◆ About this task
Output the number of lines in the material below containing "screenshot" and nothing more.

(Source material)

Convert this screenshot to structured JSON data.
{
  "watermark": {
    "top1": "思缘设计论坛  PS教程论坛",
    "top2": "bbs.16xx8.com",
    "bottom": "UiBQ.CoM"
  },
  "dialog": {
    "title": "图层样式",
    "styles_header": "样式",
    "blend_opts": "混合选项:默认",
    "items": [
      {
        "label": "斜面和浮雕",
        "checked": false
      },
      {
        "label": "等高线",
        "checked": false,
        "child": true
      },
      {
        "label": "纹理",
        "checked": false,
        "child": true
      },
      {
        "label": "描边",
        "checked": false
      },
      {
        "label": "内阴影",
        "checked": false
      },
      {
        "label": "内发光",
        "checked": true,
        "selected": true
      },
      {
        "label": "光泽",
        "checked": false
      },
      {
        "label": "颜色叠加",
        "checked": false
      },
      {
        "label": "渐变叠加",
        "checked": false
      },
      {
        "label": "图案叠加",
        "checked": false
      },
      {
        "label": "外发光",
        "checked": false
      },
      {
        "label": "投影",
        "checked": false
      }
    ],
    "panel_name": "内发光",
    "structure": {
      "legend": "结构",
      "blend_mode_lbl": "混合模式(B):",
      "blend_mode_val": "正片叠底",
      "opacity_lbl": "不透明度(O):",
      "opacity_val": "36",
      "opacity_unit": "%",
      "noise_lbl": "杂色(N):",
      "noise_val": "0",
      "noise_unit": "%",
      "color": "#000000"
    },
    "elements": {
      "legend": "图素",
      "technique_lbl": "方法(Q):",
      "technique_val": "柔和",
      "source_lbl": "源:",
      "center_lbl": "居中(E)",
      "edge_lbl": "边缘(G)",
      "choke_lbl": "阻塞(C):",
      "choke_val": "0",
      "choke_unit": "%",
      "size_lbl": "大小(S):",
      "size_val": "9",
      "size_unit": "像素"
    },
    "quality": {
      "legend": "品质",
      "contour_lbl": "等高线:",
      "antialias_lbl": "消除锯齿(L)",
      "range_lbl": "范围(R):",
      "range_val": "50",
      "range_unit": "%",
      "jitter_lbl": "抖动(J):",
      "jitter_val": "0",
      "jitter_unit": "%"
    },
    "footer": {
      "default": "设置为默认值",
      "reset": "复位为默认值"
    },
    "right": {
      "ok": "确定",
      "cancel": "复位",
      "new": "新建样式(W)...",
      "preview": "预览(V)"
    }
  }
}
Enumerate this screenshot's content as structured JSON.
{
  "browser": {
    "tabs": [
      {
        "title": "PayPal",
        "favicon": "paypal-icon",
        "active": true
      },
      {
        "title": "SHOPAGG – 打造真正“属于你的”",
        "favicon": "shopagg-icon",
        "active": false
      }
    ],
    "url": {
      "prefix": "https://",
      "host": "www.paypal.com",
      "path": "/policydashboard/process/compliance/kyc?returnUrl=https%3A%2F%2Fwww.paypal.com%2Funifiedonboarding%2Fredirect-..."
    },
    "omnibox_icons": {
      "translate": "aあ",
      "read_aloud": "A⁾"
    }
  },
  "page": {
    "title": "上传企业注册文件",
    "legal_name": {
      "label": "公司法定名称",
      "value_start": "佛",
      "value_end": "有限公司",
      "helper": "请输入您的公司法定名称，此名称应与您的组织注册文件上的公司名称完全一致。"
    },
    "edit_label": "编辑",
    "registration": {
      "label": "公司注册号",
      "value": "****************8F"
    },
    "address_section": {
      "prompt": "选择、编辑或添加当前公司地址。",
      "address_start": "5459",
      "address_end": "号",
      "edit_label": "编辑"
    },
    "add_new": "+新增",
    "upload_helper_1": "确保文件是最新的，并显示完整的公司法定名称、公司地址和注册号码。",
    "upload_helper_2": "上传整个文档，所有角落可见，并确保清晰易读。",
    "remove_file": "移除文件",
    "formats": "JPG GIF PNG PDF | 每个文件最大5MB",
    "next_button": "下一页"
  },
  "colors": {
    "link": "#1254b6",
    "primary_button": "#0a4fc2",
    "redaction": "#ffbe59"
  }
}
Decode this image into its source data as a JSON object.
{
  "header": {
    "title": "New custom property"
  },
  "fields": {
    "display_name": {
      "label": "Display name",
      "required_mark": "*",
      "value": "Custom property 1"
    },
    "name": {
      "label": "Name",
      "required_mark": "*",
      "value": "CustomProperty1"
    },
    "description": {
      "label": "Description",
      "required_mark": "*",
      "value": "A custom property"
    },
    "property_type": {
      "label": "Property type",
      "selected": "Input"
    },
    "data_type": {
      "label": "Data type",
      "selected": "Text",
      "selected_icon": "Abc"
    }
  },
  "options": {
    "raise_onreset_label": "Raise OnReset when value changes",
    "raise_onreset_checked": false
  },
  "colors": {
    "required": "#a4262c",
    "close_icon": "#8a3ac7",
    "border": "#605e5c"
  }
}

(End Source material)

◆ Your response
2